# [Assignment]
Every record below should be repeated exactly. Omit the pictures.

# [Information shown]
_ _ _ _

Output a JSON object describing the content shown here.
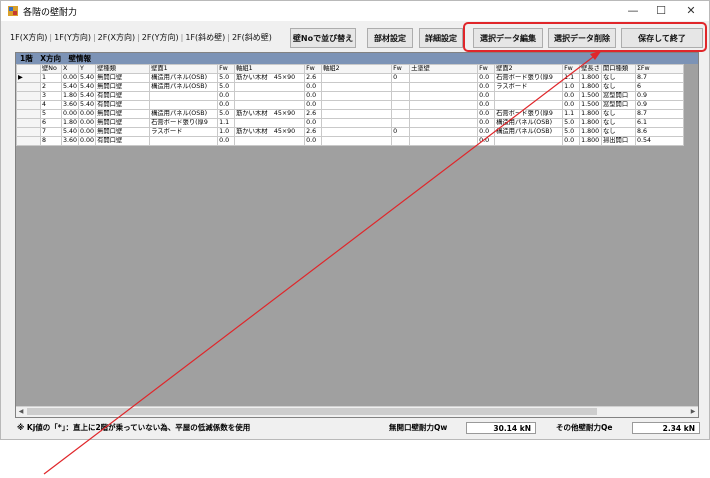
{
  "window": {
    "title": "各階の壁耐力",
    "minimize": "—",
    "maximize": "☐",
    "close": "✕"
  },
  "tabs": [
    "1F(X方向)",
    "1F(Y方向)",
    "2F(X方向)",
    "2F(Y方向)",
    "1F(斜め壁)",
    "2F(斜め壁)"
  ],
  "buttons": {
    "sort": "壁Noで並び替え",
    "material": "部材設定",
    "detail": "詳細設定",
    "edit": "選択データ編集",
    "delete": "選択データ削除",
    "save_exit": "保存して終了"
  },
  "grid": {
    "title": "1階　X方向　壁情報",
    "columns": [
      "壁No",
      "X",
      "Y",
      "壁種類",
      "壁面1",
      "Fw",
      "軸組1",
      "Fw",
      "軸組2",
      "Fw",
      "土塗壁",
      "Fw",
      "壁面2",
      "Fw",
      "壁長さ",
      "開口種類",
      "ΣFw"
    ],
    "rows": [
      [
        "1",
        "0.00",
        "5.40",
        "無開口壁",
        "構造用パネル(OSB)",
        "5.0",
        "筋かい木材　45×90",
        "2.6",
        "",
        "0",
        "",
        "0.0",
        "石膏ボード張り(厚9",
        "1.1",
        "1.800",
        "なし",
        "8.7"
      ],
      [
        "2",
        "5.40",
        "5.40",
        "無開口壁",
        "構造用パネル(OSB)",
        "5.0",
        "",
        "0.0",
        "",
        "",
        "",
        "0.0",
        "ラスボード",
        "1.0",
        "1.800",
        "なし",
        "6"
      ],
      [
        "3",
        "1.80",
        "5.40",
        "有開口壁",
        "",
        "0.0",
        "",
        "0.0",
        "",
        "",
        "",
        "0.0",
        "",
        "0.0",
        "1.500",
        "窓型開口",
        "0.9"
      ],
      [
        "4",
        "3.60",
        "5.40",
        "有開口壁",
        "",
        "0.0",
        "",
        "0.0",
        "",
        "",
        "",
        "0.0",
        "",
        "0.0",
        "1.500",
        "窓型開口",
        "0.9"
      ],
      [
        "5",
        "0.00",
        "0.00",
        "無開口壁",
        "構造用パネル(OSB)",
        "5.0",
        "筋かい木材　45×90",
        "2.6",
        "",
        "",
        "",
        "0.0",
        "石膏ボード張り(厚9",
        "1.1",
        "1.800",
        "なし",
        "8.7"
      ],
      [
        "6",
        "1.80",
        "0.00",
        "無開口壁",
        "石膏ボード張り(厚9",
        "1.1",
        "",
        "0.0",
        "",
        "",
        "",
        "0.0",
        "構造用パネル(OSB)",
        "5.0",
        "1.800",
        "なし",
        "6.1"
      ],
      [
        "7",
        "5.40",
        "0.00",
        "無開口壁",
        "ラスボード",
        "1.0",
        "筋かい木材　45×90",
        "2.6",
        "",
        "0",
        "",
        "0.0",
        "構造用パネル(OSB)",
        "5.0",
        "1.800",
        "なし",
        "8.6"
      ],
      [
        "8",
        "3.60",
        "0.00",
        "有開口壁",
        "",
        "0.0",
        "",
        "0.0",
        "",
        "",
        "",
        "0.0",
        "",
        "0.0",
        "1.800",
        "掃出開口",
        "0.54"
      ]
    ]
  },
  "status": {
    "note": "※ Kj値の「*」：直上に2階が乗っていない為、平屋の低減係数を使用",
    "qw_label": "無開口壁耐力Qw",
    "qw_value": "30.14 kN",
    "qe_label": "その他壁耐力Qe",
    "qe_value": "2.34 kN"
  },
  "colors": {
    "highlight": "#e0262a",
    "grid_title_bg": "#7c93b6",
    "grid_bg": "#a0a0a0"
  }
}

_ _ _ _

# [Solution]
Output a JSON object describing the content shown here.
{
  "window": {
    "title": "各階の壁耐力",
    "minimize": "—",
    "maximize": "☐",
    "close": "✕"
  },
  "tabs": [
    "1F(X方向)",
    "1F(Y方向)",
    "2F(X方向)",
    "2F(Y方向)",
    "1F(斜め壁)",
    "2F(斜め壁)"
  ],
  "buttons": {
    "sort": "壁Noで並び替え",
    "material": "部材設定",
    "detail": "詳細設定",
    "edit": "選択データ編集",
    "delete": "選択データ削除",
    "save_exit": "保存して終了"
  },
  "grid": {
    "title": "1階　X方向　壁情報",
    "columns": [
      "壁No",
      "X",
      "Y",
      "壁種類",
      "壁面1",
      "Fw",
      "軸組1",
      "Fw",
      "軸組2",
      "Fw",
      "土塗壁",
      "Fw",
      "壁面2",
      "Fw",
      "壁長さ",
      "開口種類",
      "ΣFw"
    ],
    "rows": [
      [
        "1",
        "0.00",
        "5.40",
        "無開口壁",
        "構造用パネル(OSB)",
        "5.0",
        "筋かい木材　45×90",
        "2.6",
        "",
        "0",
        "",
        "0.0",
        "石膏ボード張り(厚9",
        "1.1",
        "1.800",
        "なし",
        "8.7"
      ],
      [
        "2",
        "5.40",
        "5.40",
        "無開口壁",
        "構造用パネル(OSB)",
        "5.0",
        "",
        "0.0",
        "",
        "",
        "",
        "0.0",
        "ラスボード",
        "1.0",
        "1.800",
        "なし",
        "6"
      ],
      [
        "3",
        "1.80",
        "5.40",
        "有開口壁",
        "",
        "0.0",
        "",
        "0.0",
        "",
        "",
        "",
        "0.0",
        "",
        "0.0",
        "1.500",
        "窓型開口",
        "0.9"
      ],
      [
        "4",
        "3.60",
        "5.40",
        "有開口壁",
        "",
        "0.0",
        "",
        "0.0",
        "",
        "",
        "",
        "0.0",
        "",
        "0.0",
        "1.500",
        "窓型開口",
        "0.9"
      ],
      [
        "5",
        "0.00",
        "0.00",
        "無開口壁",
        "構造用パネル(OSB)",
        "5.0",
        "筋かい木材　45×90",
        "2.6",
        "",
        "",
        "",
        "0.0",
        "石膏ボード張り(厚9",
        "1.1",
        "1.800",
        "なし",
        "8.7"
      ],
      [
        "6",
        "1.80",
        "0.00",
        "無開口壁",
        "石膏ボード張り(厚9",
        "1.1",
        "",
        "0.0",
        "",
        "",
        "",
        "0.0",
        "構造用パネル(OSB)",
        "5.0",
        "1.800",
        "なし",
        "6.1"
      ],
      [
        "7",
        "5.40",
        "0.00",
        "無開口壁",
        "ラスボード",
        "1.0",
        "筋かい木材　45×90",
        "2.6",
        "",
        "0",
        "",
        "0.0",
        "構造用パネル(OSB)",
        "5.0",
        "1.800",
        "なし",
        "8.6"
      ],
      [
        "8",
        "3.60",
        "0.00",
        "有開口壁",
        "",
        "0.0",
        "",
        "0.0",
        "",
        "",
        "",
        "0.0",
        "",
        "0.0",
        "1.800",
        "掃出開口",
        "0.54"
      ]
    ]
  },
  "status": {
    "note": "※ Kj値の「*」：直上に2階が乗っていない為、平屋の低減係数を使用",
    "qw_label": "無開口壁耐力Qw",
    "qw_value": "30.14 kN",
    "qe_label": "その他壁耐力Qe",
    "qe_value": "2.34 kN"
  },
  "colors": {
    "highlight": "#e0262a",
    "grid_title_bg": "#7c93b6",
    "grid_bg": "#a0a0a0"
  }
}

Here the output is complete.